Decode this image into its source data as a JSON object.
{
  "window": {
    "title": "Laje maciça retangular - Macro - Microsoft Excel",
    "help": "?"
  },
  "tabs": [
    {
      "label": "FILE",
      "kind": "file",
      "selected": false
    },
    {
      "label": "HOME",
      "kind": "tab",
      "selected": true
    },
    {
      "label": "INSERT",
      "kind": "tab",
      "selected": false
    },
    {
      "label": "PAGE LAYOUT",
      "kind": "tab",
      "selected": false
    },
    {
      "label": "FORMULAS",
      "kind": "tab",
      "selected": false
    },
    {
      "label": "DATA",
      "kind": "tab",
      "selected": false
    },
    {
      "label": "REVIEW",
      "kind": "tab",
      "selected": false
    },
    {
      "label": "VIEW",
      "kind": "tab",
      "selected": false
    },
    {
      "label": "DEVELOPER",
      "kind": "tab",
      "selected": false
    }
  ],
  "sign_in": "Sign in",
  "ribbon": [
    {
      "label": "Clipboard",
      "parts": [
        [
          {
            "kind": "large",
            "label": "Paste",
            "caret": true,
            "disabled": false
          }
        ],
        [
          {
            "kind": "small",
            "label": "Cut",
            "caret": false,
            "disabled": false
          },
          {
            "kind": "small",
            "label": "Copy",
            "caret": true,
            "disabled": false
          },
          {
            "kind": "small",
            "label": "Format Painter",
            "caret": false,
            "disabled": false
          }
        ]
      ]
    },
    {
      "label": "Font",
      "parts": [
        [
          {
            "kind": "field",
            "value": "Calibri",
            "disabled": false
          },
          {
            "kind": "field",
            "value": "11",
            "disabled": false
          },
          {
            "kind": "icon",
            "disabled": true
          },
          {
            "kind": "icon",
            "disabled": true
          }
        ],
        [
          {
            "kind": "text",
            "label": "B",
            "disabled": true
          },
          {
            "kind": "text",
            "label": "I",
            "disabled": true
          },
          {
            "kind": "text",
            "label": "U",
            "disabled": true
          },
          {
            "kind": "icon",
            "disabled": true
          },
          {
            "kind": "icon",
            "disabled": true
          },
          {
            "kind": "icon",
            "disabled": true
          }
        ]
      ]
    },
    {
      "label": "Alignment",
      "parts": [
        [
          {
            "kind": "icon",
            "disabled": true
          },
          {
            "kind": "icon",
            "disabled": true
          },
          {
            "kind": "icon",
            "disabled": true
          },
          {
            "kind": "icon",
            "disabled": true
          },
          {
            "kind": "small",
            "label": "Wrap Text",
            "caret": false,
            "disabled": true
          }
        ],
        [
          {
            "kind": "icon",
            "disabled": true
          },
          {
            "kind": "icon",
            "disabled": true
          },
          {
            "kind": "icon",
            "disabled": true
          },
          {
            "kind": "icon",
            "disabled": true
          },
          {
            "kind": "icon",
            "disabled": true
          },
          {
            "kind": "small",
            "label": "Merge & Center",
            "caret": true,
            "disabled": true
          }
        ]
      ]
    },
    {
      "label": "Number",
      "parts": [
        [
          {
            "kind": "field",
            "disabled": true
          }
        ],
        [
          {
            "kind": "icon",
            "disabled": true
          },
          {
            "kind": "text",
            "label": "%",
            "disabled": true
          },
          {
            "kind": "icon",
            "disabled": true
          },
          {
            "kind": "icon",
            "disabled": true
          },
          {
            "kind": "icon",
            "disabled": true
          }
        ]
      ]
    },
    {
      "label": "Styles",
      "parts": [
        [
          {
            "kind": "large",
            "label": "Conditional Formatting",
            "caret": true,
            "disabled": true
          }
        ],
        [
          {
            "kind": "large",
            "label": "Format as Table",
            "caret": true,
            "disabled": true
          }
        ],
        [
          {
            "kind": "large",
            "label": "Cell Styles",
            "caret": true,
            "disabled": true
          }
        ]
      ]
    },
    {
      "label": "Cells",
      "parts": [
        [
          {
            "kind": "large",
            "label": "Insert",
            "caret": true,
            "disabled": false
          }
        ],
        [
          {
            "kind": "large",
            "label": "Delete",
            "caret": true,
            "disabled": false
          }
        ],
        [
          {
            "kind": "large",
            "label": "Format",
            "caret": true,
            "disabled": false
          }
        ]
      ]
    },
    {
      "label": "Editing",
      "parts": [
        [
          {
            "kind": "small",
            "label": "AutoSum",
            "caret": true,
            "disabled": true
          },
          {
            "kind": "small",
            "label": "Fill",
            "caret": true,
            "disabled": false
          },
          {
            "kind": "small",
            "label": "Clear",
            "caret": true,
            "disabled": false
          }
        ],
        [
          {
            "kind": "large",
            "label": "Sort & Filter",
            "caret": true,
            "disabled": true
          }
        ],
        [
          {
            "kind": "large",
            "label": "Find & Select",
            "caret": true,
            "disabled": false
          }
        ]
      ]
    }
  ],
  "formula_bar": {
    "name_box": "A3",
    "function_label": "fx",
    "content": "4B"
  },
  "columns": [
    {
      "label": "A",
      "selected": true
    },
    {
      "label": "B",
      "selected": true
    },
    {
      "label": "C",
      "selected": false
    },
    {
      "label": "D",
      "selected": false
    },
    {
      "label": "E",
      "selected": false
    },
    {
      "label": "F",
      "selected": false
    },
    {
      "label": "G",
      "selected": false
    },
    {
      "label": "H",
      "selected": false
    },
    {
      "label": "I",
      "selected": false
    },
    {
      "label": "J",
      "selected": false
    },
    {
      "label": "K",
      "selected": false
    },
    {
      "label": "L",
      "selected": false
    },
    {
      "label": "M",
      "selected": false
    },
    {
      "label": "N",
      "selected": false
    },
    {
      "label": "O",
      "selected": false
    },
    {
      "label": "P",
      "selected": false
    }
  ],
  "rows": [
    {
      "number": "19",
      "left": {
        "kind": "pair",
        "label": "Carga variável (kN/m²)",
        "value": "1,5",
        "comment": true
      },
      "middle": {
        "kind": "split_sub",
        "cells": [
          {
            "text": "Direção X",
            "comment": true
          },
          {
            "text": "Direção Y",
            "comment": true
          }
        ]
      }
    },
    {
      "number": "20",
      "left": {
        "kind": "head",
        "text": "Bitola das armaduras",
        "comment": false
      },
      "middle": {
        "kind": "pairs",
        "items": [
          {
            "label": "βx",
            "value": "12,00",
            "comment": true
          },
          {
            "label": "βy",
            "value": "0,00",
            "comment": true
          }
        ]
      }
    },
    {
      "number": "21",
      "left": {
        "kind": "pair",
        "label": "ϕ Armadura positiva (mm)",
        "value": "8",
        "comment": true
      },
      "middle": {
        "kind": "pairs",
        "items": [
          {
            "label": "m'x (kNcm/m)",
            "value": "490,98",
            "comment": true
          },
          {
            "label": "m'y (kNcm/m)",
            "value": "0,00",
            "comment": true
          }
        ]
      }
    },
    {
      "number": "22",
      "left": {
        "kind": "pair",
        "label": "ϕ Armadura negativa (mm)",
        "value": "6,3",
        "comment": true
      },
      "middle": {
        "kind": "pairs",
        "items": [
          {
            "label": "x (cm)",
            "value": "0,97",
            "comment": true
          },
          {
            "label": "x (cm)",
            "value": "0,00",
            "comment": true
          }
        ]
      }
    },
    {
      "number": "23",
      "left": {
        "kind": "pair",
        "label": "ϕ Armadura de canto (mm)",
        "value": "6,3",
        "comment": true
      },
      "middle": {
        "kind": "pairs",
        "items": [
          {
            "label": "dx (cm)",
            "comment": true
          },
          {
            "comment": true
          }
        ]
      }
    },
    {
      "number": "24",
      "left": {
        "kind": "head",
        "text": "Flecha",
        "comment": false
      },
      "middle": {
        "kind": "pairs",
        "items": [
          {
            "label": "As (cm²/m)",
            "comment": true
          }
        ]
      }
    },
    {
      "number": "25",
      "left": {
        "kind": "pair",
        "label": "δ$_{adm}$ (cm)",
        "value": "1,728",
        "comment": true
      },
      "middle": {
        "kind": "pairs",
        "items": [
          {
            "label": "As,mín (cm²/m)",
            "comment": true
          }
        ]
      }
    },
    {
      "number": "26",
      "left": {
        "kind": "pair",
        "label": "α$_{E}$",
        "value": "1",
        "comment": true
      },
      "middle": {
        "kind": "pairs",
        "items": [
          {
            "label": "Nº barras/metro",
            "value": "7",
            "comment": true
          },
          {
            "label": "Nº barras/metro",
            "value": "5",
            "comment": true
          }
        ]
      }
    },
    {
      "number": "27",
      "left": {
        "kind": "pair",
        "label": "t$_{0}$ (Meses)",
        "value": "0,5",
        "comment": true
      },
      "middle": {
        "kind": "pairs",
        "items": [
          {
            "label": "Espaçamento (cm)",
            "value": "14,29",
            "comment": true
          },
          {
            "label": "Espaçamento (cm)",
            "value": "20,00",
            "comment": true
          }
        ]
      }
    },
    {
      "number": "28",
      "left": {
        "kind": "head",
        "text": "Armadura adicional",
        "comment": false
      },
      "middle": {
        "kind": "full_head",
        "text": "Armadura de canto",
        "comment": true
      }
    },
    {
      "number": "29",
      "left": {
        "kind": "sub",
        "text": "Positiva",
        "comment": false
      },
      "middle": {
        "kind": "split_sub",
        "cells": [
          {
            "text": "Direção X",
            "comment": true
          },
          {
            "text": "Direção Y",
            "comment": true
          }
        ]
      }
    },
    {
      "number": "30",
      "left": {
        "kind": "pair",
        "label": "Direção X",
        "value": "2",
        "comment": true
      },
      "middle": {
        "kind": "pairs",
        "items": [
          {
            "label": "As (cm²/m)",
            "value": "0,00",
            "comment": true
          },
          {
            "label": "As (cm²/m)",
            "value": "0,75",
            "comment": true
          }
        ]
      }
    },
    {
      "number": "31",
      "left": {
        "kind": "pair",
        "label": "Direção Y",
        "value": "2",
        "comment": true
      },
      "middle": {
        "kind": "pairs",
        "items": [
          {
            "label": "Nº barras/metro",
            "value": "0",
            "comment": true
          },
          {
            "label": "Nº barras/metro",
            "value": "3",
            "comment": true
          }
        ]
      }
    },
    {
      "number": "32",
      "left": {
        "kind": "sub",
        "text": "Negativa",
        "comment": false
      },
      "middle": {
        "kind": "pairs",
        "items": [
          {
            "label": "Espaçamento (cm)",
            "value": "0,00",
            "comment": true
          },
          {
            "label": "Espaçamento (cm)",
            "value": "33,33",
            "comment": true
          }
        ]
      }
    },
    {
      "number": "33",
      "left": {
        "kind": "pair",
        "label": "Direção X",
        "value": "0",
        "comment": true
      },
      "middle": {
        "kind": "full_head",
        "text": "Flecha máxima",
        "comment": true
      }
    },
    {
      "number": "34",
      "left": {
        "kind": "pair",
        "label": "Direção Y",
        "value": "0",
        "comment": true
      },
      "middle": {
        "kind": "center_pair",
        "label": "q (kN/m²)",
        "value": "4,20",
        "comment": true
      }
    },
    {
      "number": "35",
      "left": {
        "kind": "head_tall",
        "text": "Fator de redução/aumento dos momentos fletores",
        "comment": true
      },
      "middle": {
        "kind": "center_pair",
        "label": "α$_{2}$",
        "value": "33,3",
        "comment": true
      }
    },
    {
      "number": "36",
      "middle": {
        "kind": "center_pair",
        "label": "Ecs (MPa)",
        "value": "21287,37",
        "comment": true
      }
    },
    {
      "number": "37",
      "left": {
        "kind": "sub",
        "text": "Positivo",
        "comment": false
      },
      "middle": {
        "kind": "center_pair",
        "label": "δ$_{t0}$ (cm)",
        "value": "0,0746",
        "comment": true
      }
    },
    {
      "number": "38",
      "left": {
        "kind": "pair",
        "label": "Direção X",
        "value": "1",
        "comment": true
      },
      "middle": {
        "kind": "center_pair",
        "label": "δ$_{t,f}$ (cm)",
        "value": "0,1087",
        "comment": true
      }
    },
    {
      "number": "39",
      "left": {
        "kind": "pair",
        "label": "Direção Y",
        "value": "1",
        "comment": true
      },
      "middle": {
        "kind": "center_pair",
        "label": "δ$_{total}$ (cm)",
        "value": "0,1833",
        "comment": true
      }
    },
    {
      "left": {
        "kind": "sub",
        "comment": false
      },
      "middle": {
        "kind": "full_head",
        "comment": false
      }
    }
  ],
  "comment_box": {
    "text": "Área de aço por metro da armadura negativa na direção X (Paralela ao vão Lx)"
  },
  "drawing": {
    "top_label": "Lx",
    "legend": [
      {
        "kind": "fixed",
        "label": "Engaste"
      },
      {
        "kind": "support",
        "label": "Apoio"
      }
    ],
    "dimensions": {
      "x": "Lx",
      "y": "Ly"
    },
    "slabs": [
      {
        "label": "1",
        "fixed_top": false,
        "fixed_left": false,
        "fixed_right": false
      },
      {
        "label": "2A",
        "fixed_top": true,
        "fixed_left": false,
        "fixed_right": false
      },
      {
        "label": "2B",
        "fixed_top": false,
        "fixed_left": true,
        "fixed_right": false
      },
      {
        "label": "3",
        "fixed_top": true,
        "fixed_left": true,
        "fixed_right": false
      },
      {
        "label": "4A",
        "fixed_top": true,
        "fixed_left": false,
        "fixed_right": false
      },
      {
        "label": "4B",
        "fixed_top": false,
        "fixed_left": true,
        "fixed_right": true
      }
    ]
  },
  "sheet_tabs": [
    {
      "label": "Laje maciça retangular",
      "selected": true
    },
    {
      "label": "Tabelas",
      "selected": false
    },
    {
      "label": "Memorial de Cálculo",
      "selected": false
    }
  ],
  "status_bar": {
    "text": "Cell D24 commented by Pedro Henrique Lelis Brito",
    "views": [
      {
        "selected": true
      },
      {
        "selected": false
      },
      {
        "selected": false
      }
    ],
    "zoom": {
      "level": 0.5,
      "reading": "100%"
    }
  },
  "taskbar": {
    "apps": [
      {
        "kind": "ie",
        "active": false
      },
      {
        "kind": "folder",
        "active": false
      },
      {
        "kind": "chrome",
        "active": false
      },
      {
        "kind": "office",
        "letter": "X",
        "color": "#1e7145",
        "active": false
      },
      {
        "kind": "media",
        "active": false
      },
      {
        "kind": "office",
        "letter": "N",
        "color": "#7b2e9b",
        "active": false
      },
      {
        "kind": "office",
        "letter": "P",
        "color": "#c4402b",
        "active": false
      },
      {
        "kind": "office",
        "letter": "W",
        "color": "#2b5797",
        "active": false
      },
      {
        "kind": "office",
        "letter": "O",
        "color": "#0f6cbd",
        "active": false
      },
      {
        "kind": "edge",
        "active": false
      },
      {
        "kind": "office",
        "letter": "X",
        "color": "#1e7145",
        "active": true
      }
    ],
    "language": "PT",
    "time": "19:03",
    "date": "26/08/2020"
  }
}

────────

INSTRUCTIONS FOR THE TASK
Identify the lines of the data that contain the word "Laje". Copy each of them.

COMPLETED EXERCISE
    "title": "Laje maciça retangular - Macro - Microsoft Excel",
      "label": "Laje maciça retangular",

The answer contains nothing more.